ENTRIES PROVIDED
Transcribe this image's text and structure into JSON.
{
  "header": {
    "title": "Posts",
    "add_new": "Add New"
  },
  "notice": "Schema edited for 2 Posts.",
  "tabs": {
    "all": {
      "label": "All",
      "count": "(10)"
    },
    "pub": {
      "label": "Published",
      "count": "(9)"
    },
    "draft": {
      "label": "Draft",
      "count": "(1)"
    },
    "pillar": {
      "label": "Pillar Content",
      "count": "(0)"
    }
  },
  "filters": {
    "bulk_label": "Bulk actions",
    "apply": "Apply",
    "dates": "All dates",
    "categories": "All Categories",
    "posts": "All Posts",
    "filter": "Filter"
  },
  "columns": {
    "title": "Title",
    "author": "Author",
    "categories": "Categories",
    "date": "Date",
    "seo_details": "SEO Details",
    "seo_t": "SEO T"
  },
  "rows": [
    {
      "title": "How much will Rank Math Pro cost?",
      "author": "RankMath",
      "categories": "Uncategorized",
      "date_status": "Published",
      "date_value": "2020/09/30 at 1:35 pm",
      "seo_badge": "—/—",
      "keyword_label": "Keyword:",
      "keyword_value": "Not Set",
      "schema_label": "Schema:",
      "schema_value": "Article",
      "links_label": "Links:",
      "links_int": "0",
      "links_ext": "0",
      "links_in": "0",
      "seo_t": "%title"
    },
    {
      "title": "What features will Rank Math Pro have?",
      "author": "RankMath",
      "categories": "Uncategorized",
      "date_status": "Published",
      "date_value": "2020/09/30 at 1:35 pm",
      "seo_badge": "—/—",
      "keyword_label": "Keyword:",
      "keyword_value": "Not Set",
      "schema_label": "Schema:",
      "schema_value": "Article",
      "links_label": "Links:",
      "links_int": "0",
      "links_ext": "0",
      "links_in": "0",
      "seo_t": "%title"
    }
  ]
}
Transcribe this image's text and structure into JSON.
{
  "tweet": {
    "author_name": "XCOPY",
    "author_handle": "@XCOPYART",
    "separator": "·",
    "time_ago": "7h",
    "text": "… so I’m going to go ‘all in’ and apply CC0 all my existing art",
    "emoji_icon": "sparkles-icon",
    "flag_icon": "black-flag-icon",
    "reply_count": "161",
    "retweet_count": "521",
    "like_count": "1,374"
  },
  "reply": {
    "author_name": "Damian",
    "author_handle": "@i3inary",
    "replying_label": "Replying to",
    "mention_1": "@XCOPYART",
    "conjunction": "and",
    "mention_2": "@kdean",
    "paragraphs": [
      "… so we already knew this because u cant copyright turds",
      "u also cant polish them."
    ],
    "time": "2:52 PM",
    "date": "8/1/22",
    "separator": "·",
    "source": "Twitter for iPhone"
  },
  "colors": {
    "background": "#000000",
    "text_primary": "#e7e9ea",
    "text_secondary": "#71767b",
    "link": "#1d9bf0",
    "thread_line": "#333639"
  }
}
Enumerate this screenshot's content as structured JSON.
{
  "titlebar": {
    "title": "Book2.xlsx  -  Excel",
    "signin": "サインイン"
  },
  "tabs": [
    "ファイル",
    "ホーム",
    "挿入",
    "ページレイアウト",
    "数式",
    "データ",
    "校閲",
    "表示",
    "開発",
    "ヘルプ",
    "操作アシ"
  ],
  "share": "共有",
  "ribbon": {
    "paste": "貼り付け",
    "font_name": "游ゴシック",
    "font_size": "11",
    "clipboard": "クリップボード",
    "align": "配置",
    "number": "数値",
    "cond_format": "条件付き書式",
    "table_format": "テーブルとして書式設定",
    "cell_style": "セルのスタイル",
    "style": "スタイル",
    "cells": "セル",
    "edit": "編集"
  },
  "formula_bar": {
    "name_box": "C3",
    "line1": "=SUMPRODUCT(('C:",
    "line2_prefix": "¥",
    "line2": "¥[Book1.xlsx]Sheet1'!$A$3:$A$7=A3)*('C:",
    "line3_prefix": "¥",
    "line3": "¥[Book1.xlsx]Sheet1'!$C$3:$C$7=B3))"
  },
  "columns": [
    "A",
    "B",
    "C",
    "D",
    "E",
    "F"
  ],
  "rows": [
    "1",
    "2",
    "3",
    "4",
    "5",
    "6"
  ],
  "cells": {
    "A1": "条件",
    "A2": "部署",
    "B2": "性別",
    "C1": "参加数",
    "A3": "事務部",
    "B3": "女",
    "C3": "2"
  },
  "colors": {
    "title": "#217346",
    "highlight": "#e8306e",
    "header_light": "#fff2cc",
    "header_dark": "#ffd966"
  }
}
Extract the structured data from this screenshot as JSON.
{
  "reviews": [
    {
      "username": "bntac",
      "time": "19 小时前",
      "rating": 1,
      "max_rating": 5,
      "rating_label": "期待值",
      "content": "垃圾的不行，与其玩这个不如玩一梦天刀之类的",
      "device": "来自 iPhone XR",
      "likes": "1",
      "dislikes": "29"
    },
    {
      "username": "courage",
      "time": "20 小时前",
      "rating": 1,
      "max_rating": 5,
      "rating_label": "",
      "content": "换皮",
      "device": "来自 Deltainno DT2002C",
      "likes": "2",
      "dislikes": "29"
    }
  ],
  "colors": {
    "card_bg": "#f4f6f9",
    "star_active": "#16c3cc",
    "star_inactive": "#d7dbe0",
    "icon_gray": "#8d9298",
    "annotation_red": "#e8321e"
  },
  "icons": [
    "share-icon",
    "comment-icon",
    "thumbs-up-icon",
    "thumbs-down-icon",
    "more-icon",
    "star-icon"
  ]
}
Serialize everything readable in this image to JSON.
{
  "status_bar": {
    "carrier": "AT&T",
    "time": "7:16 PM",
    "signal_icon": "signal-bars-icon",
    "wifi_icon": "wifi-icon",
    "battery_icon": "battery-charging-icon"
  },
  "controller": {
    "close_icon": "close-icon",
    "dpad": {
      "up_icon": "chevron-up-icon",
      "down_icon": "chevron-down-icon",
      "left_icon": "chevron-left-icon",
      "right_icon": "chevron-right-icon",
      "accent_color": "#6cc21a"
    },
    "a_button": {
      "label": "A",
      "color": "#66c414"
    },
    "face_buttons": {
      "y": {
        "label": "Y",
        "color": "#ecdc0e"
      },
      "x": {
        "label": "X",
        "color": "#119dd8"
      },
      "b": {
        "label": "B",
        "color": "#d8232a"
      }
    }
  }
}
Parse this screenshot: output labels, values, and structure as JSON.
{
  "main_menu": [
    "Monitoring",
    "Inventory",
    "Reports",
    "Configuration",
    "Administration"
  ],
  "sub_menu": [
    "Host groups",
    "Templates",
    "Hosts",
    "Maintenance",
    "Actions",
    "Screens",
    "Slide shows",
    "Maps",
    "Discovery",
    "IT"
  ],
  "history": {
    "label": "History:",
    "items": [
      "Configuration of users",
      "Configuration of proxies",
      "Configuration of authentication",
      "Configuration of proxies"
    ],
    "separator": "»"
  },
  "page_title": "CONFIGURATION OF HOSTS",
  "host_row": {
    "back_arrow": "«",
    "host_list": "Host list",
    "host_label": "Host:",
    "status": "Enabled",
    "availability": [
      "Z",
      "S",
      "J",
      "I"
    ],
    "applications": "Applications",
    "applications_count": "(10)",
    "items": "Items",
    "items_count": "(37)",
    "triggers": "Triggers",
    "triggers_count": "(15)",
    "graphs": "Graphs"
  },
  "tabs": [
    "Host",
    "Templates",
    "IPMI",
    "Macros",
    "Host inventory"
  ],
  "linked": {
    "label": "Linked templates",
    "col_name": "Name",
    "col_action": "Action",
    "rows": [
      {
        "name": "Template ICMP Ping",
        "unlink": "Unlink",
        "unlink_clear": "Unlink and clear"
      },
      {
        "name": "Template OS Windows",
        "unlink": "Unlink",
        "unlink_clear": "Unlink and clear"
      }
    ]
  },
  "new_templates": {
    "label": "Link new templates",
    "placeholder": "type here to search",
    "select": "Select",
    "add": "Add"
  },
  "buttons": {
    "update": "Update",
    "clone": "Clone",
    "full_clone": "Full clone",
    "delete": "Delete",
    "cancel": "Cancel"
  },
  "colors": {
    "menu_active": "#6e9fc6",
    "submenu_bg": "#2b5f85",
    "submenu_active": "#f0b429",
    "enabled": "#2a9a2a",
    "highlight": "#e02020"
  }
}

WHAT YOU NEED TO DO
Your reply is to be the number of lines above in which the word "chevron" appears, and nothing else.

RESULT OF THE EXERCISE
4